The end of July clearly shows a different story from the remainder of the month. The slope of of the time series has two identifiable inflection points – points after which the rate of decrease is greater than it was before. The area between last year’s curve is slowly closing while the area between this year’s curve and the climatological mean is growing – not the pattern we want to see for a stable, long-term Arctic ice sheet.
Last year’s record melt meant that a great deal of long-term ice had finally melted. The ice that formed over the winter had the advantage of not being snowed upon much, allowing the ice thickness to rebound to moderate levels. However, that ice was very new and therefore more susceptible to remelting, which could be what this graph is displaying.
Another thing to note from this graph: today’s current conditions (extent) is already less than the climatological mean. That’s not good news.

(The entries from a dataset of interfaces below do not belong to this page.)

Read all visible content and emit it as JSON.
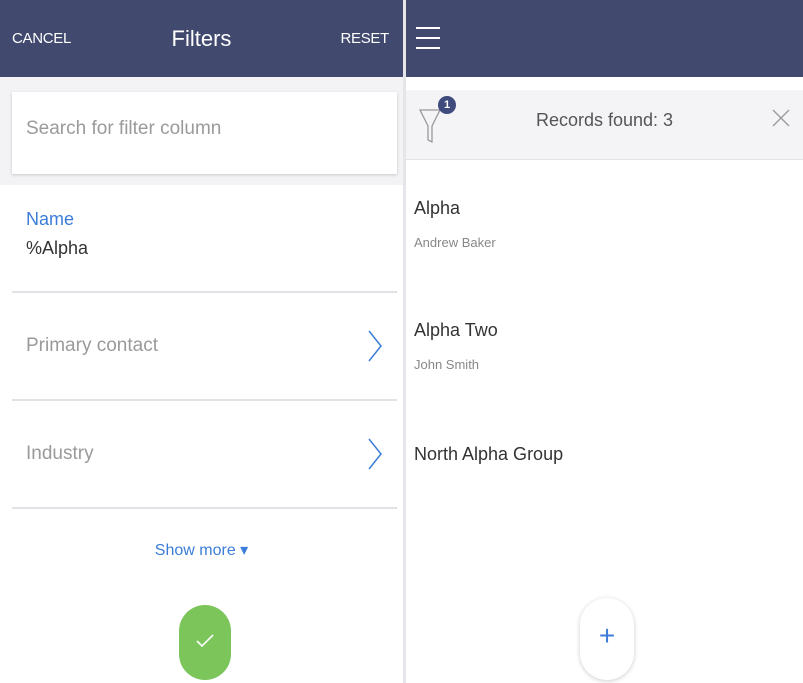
{
  "filters_panel": {
    "header": {
      "cancel_label": "CANCEL",
      "title": "Filters",
      "reset_label": "RESET"
    },
    "search": {
      "placeholder": "Search for filter column",
      "value": ""
    },
    "name_filter": {
      "label": "Name",
      "value": "%Alpha"
    },
    "rows": [
      {
        "label": "Primary contact",
        "icon": "chevron-right-icon"
      },
      {
        "label": "Industry",
        "icon": "chevron-right-icon"
      }
    ],
    "show_more_label": "Show more ▾",
    "apply_icon": "checkmark-icon",
    "colors": {
      "header_bg": "#414a6e",
      "accent": "#3b7dd8",
      "apply_green": "#7bc55b"
    }
  },
  "records_panel": {
    "header": {
      "menu_icon": "hamburger-menu-icon"
    },
    "filter_bar": {
      "filter_icon": "funnel-icon",
      "badge_count": "1",
      "records_text": "Records found: 3",
      "close_icon": "close-icon"
    },
    "records": [
      {
        "title": "Alpha",
        "subtitle": "Andrew Baker"
      },
      {
        "title": "Alpha Two",
        "subtitle": "John Smith"
      },
      {
        "title": "North Alpha Group",
        "subtitle": ""
      }
    ],
    "add_button_icon": "plus-icon"
  }
}
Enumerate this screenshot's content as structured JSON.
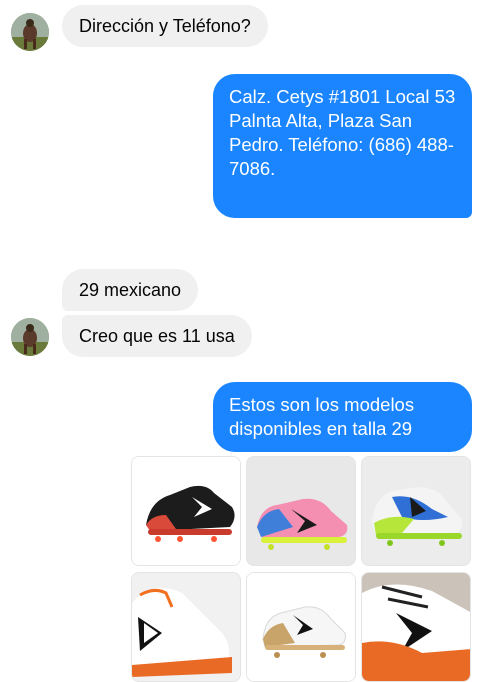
{
  "messages": {
    "m1": "Dirección y Teléfono?",
    "m2": "Calz. Cetys #1801 Local 53 Palnta Alta, Plaza San Pedro. Teléfono: (686) 488-7086.",
    "m3": "29 mexicano",
    "m4": "Creo que es 11 usa",
    "m5": "Estos son los modelos disponibles en talla 29"
  },
  "colors": {
    "outgoing": "#1a85ff",
    "incoming": "#f0f0f0"
  },
  "gallery": [
    {
      "icon": "black-red-boot-photo"
    },
    {
      "icon": "pink-blue-yellow-boot-photo"
    },
    {
      "icon": "green-blue-white-boot-photo"
    },
    {
      "icon": "white-orange-boot-photo"
    },
    {
      "icon": "white-gold-boot-photo"
    },
    {
      "icon": "white-orange-black-boot-photo"
    }
  ]
}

The melt season lasts about another month and a half or so. That’s a lot of time and if conditions remain unfavorable, this year’s ice extent could come close to matching last year’s record.
Here is another look at conditions. This map updates daily as well, so it won’t be useful for very long. So let’s look at a comparative plot of one week ago to today. And here is a comparative plot of four weeks ago to today. The rapid melt evident in the time series plot is within this time frame. That’s what ~3.5 million square kilometers of melted ice looks like. It’s about 9 Germanys. It’s about 5 Alaskas. It’s about 1 India. Imagine an ice sheet the size of the country of India melting in less than one month. That’s about 2.5 times faster than the ice normally melts, by the way.